Exercise aim
In the listing below, count every line that contains "score". Give nothing but the number.

Material provided

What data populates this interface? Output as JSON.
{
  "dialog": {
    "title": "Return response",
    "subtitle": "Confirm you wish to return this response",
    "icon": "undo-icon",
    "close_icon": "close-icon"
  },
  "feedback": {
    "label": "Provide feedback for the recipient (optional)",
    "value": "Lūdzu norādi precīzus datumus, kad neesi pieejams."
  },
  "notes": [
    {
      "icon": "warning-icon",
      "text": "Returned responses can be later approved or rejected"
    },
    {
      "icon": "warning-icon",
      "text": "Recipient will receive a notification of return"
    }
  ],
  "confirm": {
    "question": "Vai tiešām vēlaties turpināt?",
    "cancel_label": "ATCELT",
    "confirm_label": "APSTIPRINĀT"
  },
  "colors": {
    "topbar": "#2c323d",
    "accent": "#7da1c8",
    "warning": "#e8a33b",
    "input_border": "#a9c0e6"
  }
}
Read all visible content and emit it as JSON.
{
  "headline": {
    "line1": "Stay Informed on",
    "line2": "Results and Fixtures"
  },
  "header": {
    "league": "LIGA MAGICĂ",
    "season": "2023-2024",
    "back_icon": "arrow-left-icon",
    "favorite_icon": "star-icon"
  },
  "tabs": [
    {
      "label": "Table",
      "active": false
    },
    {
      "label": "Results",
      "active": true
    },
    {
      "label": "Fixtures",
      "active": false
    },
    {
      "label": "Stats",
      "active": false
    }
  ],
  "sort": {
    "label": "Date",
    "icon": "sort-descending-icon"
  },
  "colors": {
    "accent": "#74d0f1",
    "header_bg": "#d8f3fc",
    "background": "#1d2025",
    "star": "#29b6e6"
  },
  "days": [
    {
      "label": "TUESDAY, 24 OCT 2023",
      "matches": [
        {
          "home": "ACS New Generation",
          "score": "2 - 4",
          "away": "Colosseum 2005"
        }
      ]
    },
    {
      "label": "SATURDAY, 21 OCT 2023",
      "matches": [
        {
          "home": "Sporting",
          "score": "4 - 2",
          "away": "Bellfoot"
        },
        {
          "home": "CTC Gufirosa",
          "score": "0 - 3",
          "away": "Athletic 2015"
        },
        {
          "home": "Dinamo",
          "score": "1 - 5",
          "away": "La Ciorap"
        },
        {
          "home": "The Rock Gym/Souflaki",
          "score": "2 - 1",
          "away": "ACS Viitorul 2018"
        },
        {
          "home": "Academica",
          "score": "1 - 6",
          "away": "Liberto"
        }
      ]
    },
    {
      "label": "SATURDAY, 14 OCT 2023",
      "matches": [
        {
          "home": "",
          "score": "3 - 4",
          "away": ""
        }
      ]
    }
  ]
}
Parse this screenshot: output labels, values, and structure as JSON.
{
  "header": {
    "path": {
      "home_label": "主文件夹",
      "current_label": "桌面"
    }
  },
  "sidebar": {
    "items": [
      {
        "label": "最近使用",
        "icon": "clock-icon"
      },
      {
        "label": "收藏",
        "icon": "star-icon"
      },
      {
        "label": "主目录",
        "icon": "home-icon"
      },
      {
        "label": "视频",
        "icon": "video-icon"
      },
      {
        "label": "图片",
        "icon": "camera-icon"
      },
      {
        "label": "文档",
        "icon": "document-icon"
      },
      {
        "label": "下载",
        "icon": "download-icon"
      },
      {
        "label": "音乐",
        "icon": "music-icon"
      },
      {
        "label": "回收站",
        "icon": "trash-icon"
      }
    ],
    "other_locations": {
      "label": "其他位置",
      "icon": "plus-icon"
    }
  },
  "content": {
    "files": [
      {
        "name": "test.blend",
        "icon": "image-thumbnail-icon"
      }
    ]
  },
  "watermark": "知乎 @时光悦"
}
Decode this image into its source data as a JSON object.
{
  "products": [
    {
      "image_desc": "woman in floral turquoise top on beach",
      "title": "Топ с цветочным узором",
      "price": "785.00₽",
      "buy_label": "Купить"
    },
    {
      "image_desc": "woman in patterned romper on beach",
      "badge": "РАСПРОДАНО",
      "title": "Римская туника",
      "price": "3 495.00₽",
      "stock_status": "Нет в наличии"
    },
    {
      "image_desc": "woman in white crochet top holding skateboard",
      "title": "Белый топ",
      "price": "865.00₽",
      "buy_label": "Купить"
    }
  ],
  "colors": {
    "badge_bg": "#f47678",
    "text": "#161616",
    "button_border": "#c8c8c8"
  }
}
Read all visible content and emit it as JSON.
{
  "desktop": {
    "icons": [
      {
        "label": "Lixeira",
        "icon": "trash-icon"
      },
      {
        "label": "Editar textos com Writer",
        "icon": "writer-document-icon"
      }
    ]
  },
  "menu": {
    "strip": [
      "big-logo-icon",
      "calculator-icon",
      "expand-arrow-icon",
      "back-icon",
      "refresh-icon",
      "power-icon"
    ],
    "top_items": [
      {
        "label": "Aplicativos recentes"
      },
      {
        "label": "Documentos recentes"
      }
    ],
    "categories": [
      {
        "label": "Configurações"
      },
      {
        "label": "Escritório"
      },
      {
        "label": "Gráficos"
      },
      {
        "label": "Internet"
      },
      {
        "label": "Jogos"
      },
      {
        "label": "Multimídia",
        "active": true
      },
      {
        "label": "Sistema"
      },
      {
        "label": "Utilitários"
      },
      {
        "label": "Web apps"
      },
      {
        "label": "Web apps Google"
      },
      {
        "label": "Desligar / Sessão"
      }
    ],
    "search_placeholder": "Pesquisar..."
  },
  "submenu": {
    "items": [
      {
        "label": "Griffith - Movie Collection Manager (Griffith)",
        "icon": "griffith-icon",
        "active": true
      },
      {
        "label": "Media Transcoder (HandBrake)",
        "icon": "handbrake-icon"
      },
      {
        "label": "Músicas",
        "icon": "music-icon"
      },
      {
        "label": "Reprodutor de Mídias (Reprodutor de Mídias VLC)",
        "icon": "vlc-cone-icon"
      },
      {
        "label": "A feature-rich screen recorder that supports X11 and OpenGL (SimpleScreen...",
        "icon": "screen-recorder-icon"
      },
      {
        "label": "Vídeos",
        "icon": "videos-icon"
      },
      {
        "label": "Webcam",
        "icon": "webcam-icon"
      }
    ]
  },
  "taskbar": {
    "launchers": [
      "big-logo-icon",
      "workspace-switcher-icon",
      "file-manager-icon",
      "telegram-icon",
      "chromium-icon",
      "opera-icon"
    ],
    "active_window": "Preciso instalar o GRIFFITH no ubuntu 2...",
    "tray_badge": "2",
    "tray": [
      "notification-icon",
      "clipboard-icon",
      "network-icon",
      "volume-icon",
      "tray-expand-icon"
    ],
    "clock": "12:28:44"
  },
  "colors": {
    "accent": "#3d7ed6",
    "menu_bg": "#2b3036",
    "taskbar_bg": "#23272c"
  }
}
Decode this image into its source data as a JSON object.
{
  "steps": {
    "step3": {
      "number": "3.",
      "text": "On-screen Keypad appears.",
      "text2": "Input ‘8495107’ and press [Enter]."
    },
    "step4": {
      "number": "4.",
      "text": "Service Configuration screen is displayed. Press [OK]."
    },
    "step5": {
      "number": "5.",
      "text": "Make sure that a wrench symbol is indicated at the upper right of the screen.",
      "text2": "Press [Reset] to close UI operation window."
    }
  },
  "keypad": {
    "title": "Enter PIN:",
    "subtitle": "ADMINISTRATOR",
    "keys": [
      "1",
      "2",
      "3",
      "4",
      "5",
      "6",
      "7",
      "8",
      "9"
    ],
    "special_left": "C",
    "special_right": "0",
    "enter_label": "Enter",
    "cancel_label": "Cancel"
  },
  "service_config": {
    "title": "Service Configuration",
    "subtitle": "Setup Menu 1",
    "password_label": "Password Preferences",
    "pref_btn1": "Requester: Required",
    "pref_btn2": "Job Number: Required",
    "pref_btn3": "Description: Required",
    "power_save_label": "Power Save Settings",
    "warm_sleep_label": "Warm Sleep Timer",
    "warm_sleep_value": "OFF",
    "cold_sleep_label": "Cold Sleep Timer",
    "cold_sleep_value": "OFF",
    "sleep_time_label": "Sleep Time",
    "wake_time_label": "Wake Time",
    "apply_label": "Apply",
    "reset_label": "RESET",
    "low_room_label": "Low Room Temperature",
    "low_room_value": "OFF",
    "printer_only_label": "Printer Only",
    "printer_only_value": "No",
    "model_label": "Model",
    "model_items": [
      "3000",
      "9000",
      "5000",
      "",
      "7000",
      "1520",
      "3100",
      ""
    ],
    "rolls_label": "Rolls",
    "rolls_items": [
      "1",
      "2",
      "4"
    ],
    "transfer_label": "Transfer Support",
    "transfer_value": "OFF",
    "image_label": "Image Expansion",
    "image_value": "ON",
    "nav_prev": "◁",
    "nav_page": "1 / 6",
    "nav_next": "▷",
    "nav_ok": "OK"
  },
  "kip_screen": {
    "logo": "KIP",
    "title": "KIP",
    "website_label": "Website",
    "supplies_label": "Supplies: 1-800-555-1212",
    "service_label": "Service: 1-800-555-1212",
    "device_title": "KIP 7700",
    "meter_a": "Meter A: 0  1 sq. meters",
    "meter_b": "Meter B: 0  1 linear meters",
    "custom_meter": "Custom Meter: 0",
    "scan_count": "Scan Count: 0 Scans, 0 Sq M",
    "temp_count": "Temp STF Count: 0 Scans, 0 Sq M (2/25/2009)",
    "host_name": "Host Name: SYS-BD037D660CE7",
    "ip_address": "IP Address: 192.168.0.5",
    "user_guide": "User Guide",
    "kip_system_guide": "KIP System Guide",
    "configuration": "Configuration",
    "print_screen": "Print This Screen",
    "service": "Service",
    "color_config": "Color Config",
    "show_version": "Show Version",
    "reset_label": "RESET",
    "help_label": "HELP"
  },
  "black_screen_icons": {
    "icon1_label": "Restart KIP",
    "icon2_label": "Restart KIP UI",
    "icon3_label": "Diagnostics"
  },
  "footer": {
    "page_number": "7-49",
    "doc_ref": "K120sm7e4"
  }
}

Answer area
7